● What is needed:
A single number is the expected answer: the count of lines in the records below that contain "label".

● Records:

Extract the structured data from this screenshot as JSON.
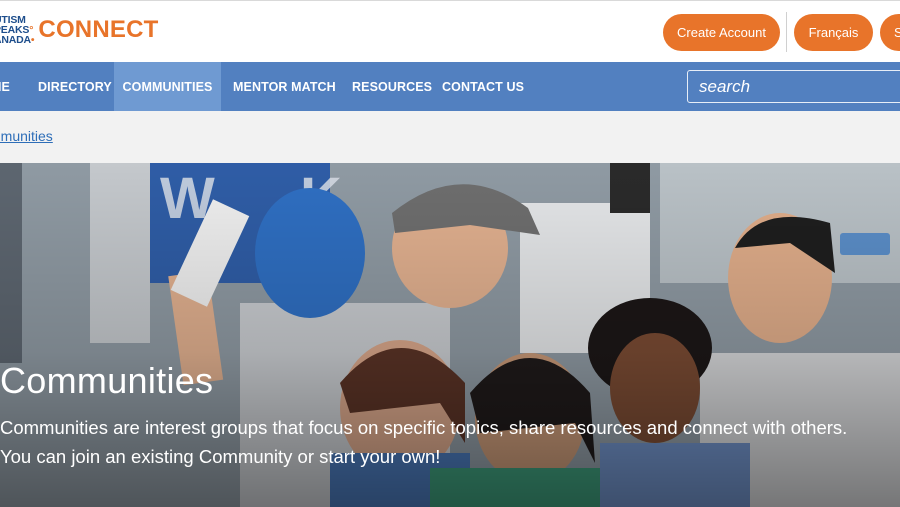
{
  "header": {
    "logo_lines": [
      "UTISM",
      "PEAKS",
      "ANADA"
    ],
    "logo_wordmark": "CONNECT",
    "create_account": "Create Account",
    "language": "Français",
    "partial_button": "S"
  },
  "nav": {
    "items": [
      {
        "label": "ME"
      },
      {
        "label": "DIRECTORY"
      },
      {
        "label": "COMMUNITIES",
        "active": true
      },
      {
        "label": "MENTOR MATCH"
      },
      {
        "label": "RESOURCES"
      },
      {
        "label": "CONTACT US"
      }
    ],
    "search_placeholder": "search"
  },
  "breadcrumb": {
    "label": "mmunities"
  },
  "hero": {
    "image": "people-celebrating-photo",
    "title": "Communities",
    "description_line1": "Communities are interest groups that focus on specific topics, share resources and connect with others.",
    "description_line2": "You can join an existing Community or start your own!"
  },
  "colors": {
    "accent_orange": "#e8742a",
    "nav_blue": "#5280c0",
    "nav_active": "#6f9ad2",
    "link_blue": "#2e6eb8"
  }
}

● Your response:
7